Since I arrived I have been asking everyone I meet three questions:  1) are you a native of Blanding or a transplant?  2)  What do you do for a living? and 3)  where do you go when you really need to go shopping?  The answers to the third question are very insightful.  One person goes to Cortez, Colorado, which is only an hour and a half way.  They don’t have a mall, but do have a Walmart and few other stores like that.  Many people suggested going to Farmington, New Mexico or Grand Junction, Colorado.  Both are about 3 hours away.  That makes for a 6 hours round trip, but you do have clothing stores, mall, etc.  Many just plain drive the 5 hours to Provo occasionally where they can find what ever they need.  I never appreciated shopping in Provo enough before.

Lindsay and I were certain that there had to actually be some place you could buy clothing that we hadn’t yet discovered so we searched the Blanding yellow pages.  We looked under “Clothing” and “Women’s Apparel”.  Both headings had listing for three or four clothing stores….all of which were in Moab, 75 miles north!  The most promising was “Anasazi Outfitters”.  None of the stores were part of a chain or any department-type of size.  Fashion isn’t nearly the big thing here that it is in other parts of the country.

Just as an interesting side note, Marty got sent on a “business trip” Tuesday.  He had to drive to Grand Junction, Co.  That is 3 ½ hours each way.  Purpose of the trip?  To pick up rental tables, chairs, decorations, etc etc etc for his company’s Christmas party tomorrow night.  I wondered how people handle festive occasions like that here in this neck of the woods.

For statistical purposes, Blanding is about 6,000 feet in elevation (higher than Denver) which explains why it is so cold even though it looks kind of like desert.  It has between 3,000 and 4,000 people—half Caucasian and about half Navajo Indian.  It is within visual sight of Colorado, right near the four corners area of Utah, Arizona, Colorado and New Mexico.  It’s claim to fame is that it is the “gateway” to adventure—close to Arches National Park, Canyonlands National Park, Mesa Verde, Lake Powell and lots of other cool places.  The flip side of that it is about 6 hours away from the nearest airport!  You don’t get here in a hurry.

So back to the issue of food:  fast food places include one A&W inside the local gas station/mini-mart, one Subway sandwich and a mom-and-pop hamburger place that is supposed to be really good, but doesn’t serve anything I can eat on program.  There are two sit-down mom-and-pop restaurants, but it didn’t take long to figure out that the “eating out” dilemma was NOT going to be a problem for me here.  I have eaten every meal at home, with my scale, except for the first night we arrived when we did go out to “The Old-Timer’s” Restaurant since our kitchen was not unpacked. 

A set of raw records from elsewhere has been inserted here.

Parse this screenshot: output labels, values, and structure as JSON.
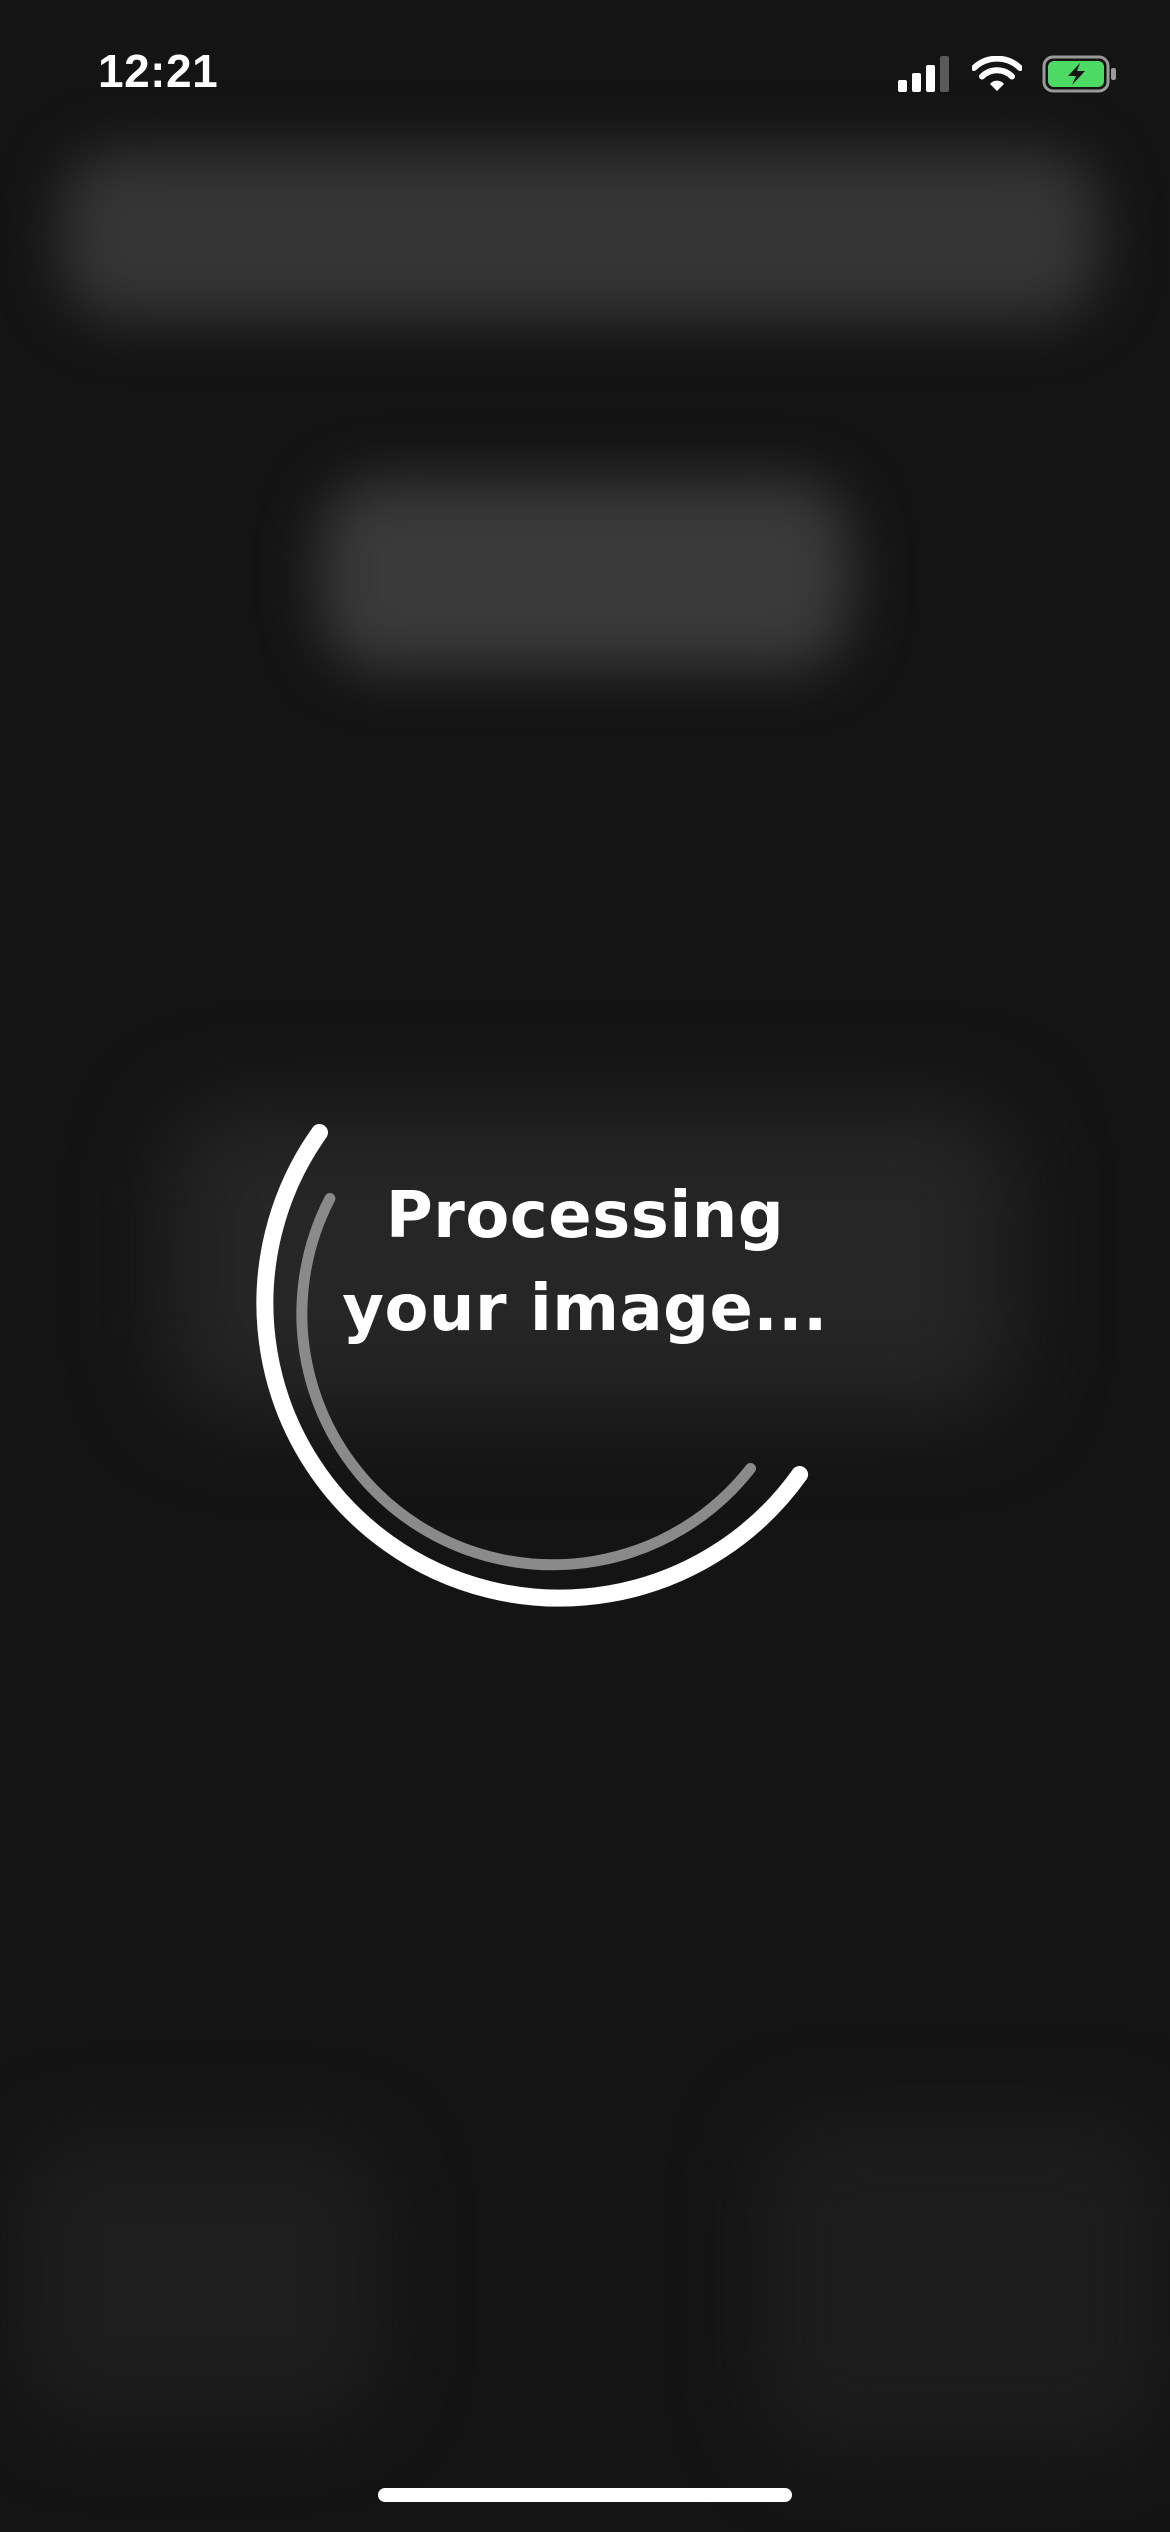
{
  "status_bar": {
    "time": "12:21",
    "icons": [
      "cellular-signal-icon",
      "wifi-icon",
      "battery-charging-icon"
    ],
    "battery_color": "#4cd964"
  },
  "loader": {
    "line1": "Processing",
    "line2": "your image..."
  },
  "colors": {
    "background": "#141414",
    "primary_arc": "#ffffff",
    "secondary_arc": "#8a8a8a"
  }
}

As far as how I am doing on program: 

Plus side:  eating out not a temptation; grocery store has the basics I need

Down-side:  Since I don’t have a few of the basic staples I am used to, I am eating a pretty boring menu each day:  1 banana, 2 corn tortillas, 2 oz. cheese for breakfast.  12 oz. salad, ½ oz. olive oil, 1 apple, 2 oz. of cheese for lunch, and I really spice it up for dinner by eating variations on breakfast or lunch with occasional beef instead of cheese and sour cream instead of olive oil.  Hey, it sustains life!

I am happy to report that Thanksgiving went well.  I cooked my own food items, measured them out and took them to our Thanksgiving feast.  I have stayed abstinent.  I haven’t even had any artificial sweeteners.  (NO sugar-free chocolate, however tempting that was yesterday.)

I am now two on day 30 of being completely abstinent and proud of it.  So, for today, I think I will keep it up and enjoy the opportunity to see a different view of the world.  It is nice that life doesn’t have to be all about the food.